Promoting An Understanding That Mental Health Is Part of Overall Health
The reshaping of the Nation's approach to mental health is well underway. No longer does a diagnosis of a mental disorder mean automatic institutionalization and exclusion from the community. There are four major fronts of progress that deserve celebration—
First, is the new understanding of the power of resiliency to thwart mental illnesses. Scientific research in the mental health field has led to new knowledge that is transforming the Nation's approach to mental health. We know now that by developing assets in individuals, families, and communities, and by fostering relationships with caring adults, children can develop resiliency that acts as an antidote to the development of a mental disorder. This "strength-based" approach has gained a proven place in mental health care and has guaranteed a prevention-oriented perspective on the part of mental health researchers, providers, and policymakers.

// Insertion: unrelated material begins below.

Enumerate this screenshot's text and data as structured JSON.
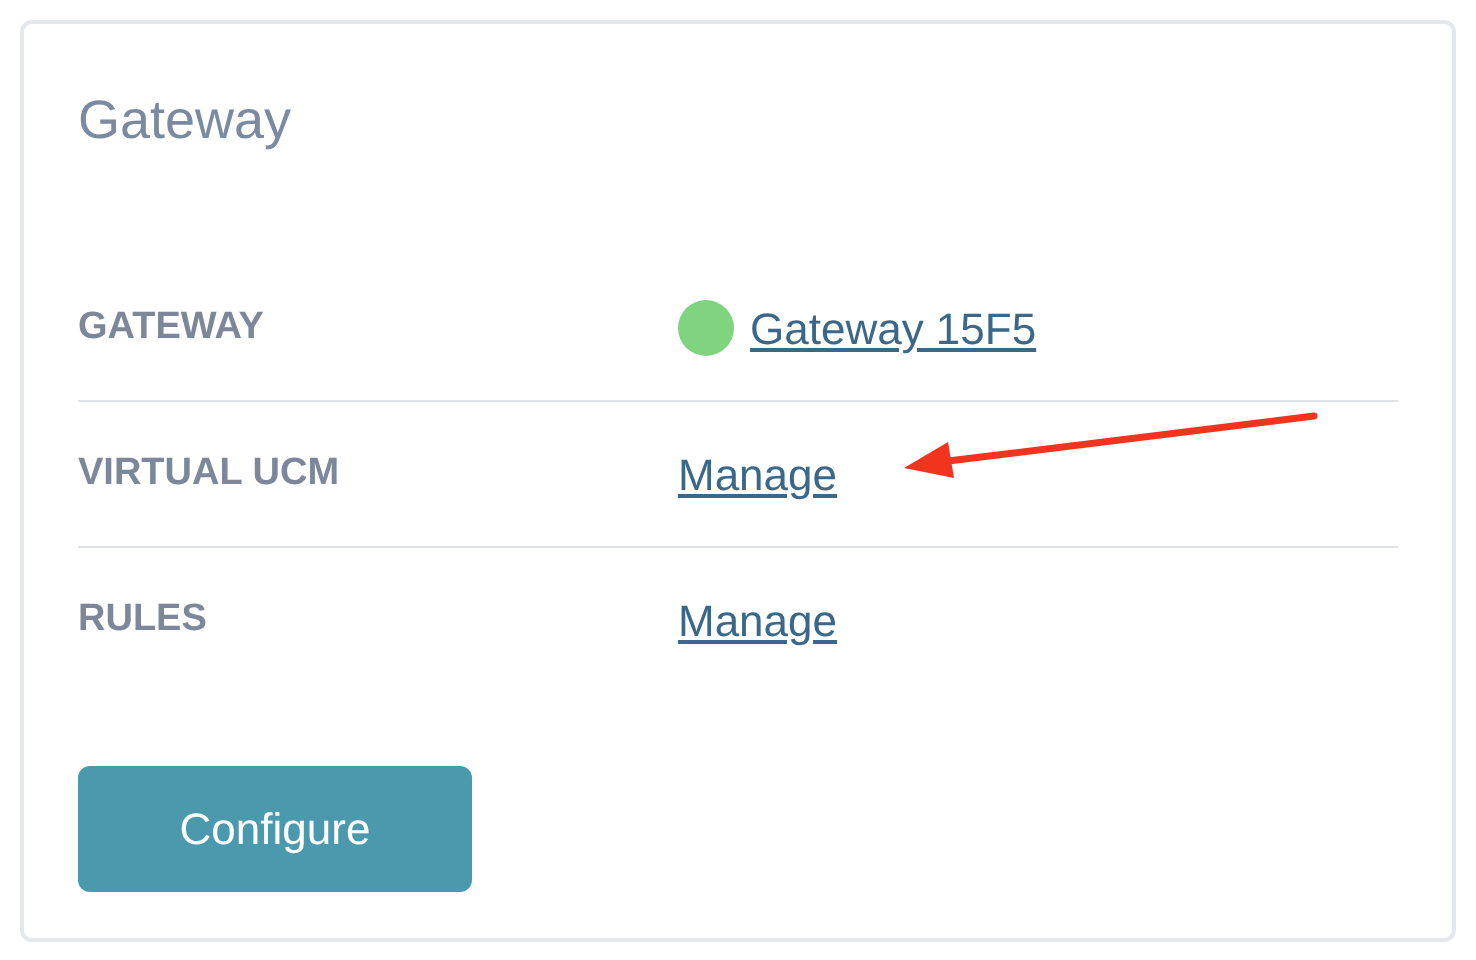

Second, is the strong Federal commitment to facilitate recovery from mental illnesses. Today, mental illnesses can be viewed as not only treatable, but recovery is the expectation. Recovery is cited within Transforming Mental Health Care in America, Federal Action Agenda: First Steps, as the "single most important goal" for the mental health service delivery system. Even those individuals with serious mental illness such as psychosis, who require medical monitoring and ongoing medication, can partake in the promise of recovery, if only by virtue of the compassion and de-stigmatization of mental illness on the part of those who care for them. Mental health recovery not only benefits individuals with mental health disabilities, it also enriches the texture of American community life, by focusing on their ability to live, work, learn, and fully participate in our society.
A third and critical stride forward is the evolution of Federal leadership in addressing co-occurring mental illness and substance abuse. Transforming systems means breaking down the wall between the mental health care and substance abuse treatment systems. Ideally, the two systems are fully connected so that when a person with either disorder initially accesses one system, the person is properly assessed and referred to the other as necessary and appropriate. The Federal Action Agenda on Mental Health underscores the growing consensus that all mental health and substance abuse service providers must be able to screen, assess, and provide treatment for, or refer individuals with co-occurring substance use and mental disorders, without regard to disease severity, duration, or symptomatology. Treatment must be seamless, comprehensive, coordinated, and involve the client’s family when feasible.
Fourth, the final report of the President’s New Freedom Commission on Mental Health and the Federal Action Agenda have established an historic vision and goals for transforming the mental health system of care in America . These two landmark reports have generated substantial momentum for change. Transformative programs and activities are taking shape across the Nation. Transformation is happening. SAMHSA, and its many partners across government and the private sector, are making real strides toward realizing the vision and creating a recovery-focused mental health care system that can transform lives. With the Federal Action Agenda, the Federal partners commit themselves to action and accountability in pursuit of the vision.
The Federal Action Agenda on Mental Health
Building on the work of the President’s New Freedom Commission on Mental Health, SAMHSA/CMHS has led an unprecedented partnership among Federal departments, agencies, and offices to take the initiative to formally collaborate to transform the mental health system.
Transforming Mental Health Care in America—The Federal Action Agenda: First Steps is the collaborative product of the U.S. Department of Health and Human Services agencies and offices, including SAMHSA, along with the Departments of Agriculture, Defense, Education, Housing, Justice, Labor, Transportation, and Veterans Affairs; the Equal Employment Opportunity Commission; and the Social Security Administration. Together, these agencies and departments comprise the Federal Executive Steering Committee on Mental Health Transformation. (See page 4 for a complete list of partners.)
In developing the Action Agenda, each participating Federal department and agency created an inventory of its current mental health activities. An additional list was created by each Federal partner outlining proposals for transforming programs and practices. From these inventories and lists of transforming activities, this first Federal Action Agenda on Mental Health was developed. The Federal goal in delivering the more than 70 activities contained in the Action Agenda is to act as a leader and a facilitator, promoting shared responsibility for change at the Federal, State, and local levels, as well as in the private sector.
The proud record of improvement and accomplishment comes as a result of the President's leadership and vision that was passionately embraced by the Secretary of Health and Human Services, the Administrator of SAMHSA, and its three center Directors. Together, we will continue to make progress through an unwavering commitment to develop resilient communities and embrace the promise of recovery that offers a life in the community for everyone.